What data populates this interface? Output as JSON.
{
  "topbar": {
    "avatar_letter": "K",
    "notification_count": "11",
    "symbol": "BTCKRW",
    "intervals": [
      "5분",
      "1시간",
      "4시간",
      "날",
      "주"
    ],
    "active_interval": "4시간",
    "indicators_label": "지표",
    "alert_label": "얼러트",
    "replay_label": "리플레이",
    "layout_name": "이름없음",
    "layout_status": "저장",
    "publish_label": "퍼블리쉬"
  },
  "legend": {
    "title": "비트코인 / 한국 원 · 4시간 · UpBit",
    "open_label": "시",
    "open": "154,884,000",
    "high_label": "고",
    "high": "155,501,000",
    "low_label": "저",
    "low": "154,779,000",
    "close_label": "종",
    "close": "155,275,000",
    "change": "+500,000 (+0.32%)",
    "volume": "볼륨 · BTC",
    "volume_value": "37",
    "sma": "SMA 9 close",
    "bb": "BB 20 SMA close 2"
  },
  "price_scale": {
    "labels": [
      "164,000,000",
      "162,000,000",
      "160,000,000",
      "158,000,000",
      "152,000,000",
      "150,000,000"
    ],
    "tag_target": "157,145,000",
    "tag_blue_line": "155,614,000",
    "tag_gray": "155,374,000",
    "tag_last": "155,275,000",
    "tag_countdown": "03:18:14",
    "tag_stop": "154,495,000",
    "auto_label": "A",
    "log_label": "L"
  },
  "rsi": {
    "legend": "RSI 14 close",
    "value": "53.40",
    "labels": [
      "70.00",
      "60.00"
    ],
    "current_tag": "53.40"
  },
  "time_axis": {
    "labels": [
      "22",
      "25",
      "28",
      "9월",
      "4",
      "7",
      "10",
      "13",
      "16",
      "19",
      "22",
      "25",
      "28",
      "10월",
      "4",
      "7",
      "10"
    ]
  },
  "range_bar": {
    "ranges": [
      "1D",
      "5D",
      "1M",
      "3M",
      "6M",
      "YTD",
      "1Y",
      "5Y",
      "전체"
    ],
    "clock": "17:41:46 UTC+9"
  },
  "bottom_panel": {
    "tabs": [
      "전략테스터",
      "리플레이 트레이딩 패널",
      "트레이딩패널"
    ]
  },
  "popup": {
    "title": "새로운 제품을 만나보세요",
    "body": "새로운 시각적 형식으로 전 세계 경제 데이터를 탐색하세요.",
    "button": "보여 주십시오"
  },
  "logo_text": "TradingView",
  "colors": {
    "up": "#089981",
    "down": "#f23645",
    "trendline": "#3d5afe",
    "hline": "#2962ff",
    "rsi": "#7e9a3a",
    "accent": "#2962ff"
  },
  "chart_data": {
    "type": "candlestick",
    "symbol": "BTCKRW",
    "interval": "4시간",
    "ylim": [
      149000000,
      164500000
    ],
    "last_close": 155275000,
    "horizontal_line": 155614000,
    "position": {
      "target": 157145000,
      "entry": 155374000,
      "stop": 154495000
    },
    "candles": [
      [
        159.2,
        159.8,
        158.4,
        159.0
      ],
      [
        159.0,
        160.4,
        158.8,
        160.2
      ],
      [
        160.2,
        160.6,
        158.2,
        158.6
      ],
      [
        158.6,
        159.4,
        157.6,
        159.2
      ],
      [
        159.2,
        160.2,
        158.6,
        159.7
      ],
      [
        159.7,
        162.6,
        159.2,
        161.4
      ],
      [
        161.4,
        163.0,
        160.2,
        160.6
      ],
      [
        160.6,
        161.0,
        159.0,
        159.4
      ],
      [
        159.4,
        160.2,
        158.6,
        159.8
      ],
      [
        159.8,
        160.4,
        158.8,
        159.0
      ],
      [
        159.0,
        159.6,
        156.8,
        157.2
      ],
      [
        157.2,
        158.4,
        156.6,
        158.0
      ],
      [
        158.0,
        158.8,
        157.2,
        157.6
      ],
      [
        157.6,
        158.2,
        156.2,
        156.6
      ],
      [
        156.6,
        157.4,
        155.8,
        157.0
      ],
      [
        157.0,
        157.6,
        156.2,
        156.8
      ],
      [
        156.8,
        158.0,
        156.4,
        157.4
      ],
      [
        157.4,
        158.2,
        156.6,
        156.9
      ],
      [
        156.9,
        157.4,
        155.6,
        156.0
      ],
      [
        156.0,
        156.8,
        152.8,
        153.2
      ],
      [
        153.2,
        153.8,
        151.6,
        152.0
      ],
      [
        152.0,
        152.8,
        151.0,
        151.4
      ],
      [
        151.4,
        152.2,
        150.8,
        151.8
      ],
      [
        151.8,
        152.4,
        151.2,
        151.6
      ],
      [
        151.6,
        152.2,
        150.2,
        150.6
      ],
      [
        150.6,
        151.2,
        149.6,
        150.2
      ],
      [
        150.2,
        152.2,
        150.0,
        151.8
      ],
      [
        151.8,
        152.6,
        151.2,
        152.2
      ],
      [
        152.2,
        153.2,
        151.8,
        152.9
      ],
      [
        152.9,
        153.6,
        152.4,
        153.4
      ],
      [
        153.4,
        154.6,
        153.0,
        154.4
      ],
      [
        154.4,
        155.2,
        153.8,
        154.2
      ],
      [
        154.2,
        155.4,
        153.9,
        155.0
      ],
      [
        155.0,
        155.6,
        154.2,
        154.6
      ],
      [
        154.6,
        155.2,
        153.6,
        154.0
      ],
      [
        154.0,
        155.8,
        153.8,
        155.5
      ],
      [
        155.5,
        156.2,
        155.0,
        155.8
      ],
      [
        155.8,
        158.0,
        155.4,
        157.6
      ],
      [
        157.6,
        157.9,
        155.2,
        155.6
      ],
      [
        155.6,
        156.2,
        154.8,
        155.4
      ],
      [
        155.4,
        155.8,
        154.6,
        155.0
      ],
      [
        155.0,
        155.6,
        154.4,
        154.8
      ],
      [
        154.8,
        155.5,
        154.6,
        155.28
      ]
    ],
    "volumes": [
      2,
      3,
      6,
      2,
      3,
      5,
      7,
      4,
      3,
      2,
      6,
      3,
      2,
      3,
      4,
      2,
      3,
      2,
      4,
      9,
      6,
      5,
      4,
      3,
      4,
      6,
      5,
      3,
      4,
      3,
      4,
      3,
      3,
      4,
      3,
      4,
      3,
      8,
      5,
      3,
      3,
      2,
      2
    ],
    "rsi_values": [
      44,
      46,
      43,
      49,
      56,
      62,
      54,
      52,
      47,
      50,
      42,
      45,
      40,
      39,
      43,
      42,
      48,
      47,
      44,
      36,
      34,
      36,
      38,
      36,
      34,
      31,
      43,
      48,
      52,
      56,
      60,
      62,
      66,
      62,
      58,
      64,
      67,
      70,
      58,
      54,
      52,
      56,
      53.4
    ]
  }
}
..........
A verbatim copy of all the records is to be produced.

What data populates this interface? Output as JSON.
{
  "topbar": {
    "avatar_letter": "K",
    "notification_count": "11",
    "symbol": "BTCKRW",
    "intervals": [
      "5분",
      "1시간",
      "4시간",
      "날",
      "주"
    ],
    "active_interval": "4시간",
    "indicators_label": "지표",
    "alert_label": "얼러트",
    "replay_label": "리플레이",
    "layout_name": "이름없음",
    "layout_status": "저장",
    "publish_label": "퍼블리쉬"
  },
  "legend": {
    "title": "비트코인 / 한국 원 · 4시간 · UpBit",
    "open_label": "시",
    "open": "154,884,000",
    "high_label": "고",
    "high": "155,501,000",
    "low_label": "저",
    "low": "154,779,000",
    "close_label": "종",
    "close": "155,275,000",
    "change": "+500,000 (+0.32%)",
    "volume": "볼륨 · BTC",
    "volume_value": "37",
    "sma": "SMA 9 close",
    "bb": "BB 20 SMA close 2"
  },
  "price_scale": {
    "labels": [
      "164,000,000",
      "162,000,000",
      "160,000,000",
      "158,000,000",
      "152,000,000",
      "150,000,000"
    ],
    "tag_target": "157,145,000",
    "tag_blue_line": "155,614,000",
    "tag_gray": "155,374,000",
    "tag_last": "155,275,000",
    "tag_countdown": "03:18:14",
    "tag_stop": "154,495,000",
    "auto_label": "A",
    "log_label": "L"
  },
  "rsi": {
    "legend": "RSI 14 close",
    "value": "53.40",
    "labels": [
      "70.00",
      "60.00"
    ],
    "current_tag": "53.40"
  },
  "time_axis": {
    "labels": [
      "22",
      "25",
      "28",
      "9월",
      "4",
      "7",
      "10",
      "13",
      "16",
      "19",
      "22",
      "25",
      "28",
      "10월",
      "4",
      "7",
      "10"
    ]
  },
  "range_bar": {
    "ranges": [
      "1D",
      "5D",
      "1M",
      "3M",
      "6M",
      "YTD",
      "1Y",
      "5Y",
      "전체"
    ],
    "clock": "17:41:46 UTC+9"
  },
  "bottom_panel": {
    "tabs": [
      "전략테스터",
      "리플레이 트레이딩 패널",
      "트레이딩패널"
    ]
  },
  "popup": {
    "title": "새로운 제품을 만나보세요",
    "body": "새로운 시각적 형식으로 전 세계 경제 데이터를 탐색하세요.",
    "button": "보여 주십시오"
  },
  "logo_text": "TradingView",
  "colors": {
    "up": "#089981",
    "down": "#f23645",
    "trendline": "#3d5afe",
    "hline": "#2962ff",
    "rsi": "#7e9a3a",
    "accent": "#2962ff"
  },
  "chart_data": {
    "type": "candlestick",
    "symbol": "BTCKRW",
    "interval": "4시간",
    "ylim": [
      149000000,
      164500000
    ],
    "last_close": 155275000,
    "horizontal_line": 155614000,
    "position": {
      "target": 157145000,
      "entry": 155374000,
      "stop": 154495000
    },
    "candles": [
      [
        159.2,
        159.8,
        158.4,
        159.0
      ],
      [
        159.0,
        160.4,
        158.8,
        160.2
      ],
      [
        160.2,
        160.6,
        158.2,
        158.6
      ],
      [
        158.6,
        159.4,
        157.6,
        159.2
      ],
      [
        159.2,
        160.2,
        158.6,
        159.7
      ],
      [
        159.7,
        162.6,
        159.2,
        161.4
      ],
      [
        161.4,
        163.0,
        160.2,
        160.6
      ],
      [
        160.6,
        161.0,
        159.0,
        159.4
      ],
      [
        159.4,
        160.2,
        158.6,
        159.8
      ],
      [
        159.8,
        160.4,
        158.8,
        159.0
      ],
      [
        159.0,
        159.6,
        156.8,
        157.2
      ],
      [
        157.2,
        158.4,
        156.6,
        158.0
      ],
      [
        158.0,
        158.8,
        157.2,
        157.6
      ],
      [
        157.6,
        158.2,
        156.2,
        156.6
      ],
      [
        156.6,
        157.4,
        155.8,
        157.0
      ],
      [
        157.0,
        157.6,
        156.2,
        156.8
      ],
      [
        156.8,
        158.0,
        156.4,
        157.4
      ],
      [
        157.4,
        158.2,
        156.6,
        156.9
      ],
      [
        156.9,
        157.4,
        155.6,
        156.0
      ],
      [
        156.0,
        156.8,
        152.8,
        153.2
      ],
      [
        153.2,
        153.8,
        151.6,
        152.0
      ],
      [
        152.0,
        152.8,
        151.0,
        151.4
      ],
      [
        151.4,
        152.2,
        150.8,
        151.8
      ],
      [
        151.8,
        152.4,
        151.2,
        151.6
      ],
      [
        151.6,
        152.2,
        150.2,
        150.6
      ],
      [
        150.6,
        151.2,
        149.6,
        150.2
      ],
      [
        150.2,
        152.2,
        150.0,
        151.8
      ],
      [
        151.8,
        152.6,
        151.2,
        152.2
      ],
      [
        152.2,
        153.2,
        151.8,
        152.9
      ],
      [
        152.9,
        153.6,
        152.4,
        153.4
      ],
      [
        153.4,
        154.6,
        153.0,
        154.4
      ],
      [
        154.4,
        155.2,
        153.8,
        154.2
      ],
      [
        154.2,
        155.4,
        153.9,
        155.0
      ],
      [
        155.0,
        155.6,
        154.2,
        154.6
      ],
      [
        154.6,
        155.2,
        153.6,
        154.0
      ],
      [
        154.0,
        155.8,
        153.8,
        155.5
      ],
      [
        155.5,
        156.2,
        155.0,
        155.8
      ],
      [
        155.8,
        158.0,
        155.4,
        157.6
      ],
      [
        157.6,
        157.9,
        155.2,
        155.6
      ],
      [
        155.6,
        156.2,
        154.8,
        155.4
      ],
      [
        155.4,
        155.8,
        154.6,
        155.0
      ],
      [
        155.0,
        155.6,
        154.4,
        154.8
      ],
      [
        154.8,
        155.5,
        154.6,
        155.28
      ]
    ],
    "volumes": [
      2,
      3,
      6,
      2,
      3,
      5,
      7,
      4,
      3,
      2,
      6,
      3,
      2,
      3,
      4,
      2,
      3,
      2,
      4,
      9,
      6,
      5,
      4,
      3,
      4,
      6,
      5,
      3,
      4,
      3,
      4,
      3,
      3,
      4,
      3,
      4,
      3,
      8,
      5,
      3,
      3,
      2,
      2
    ],
    "rsi_values": [
      44,
      46,
      43,
      49,
      56,
      62,
      54,
      52,
      47,
      50,
      42,
      45,
      40,
      39,
      43,
      42,
      48,
      47,
      44,
      36,
      34,
      36,
      38,
      36,
      34,
      31,
      43,
      48,
      52,
      56,
      60,
      62,
      66,
      62,
      58,
      64,
      67,
      70,
      58,
      54,
      52,
      56,
      53.4
    ]
  }
}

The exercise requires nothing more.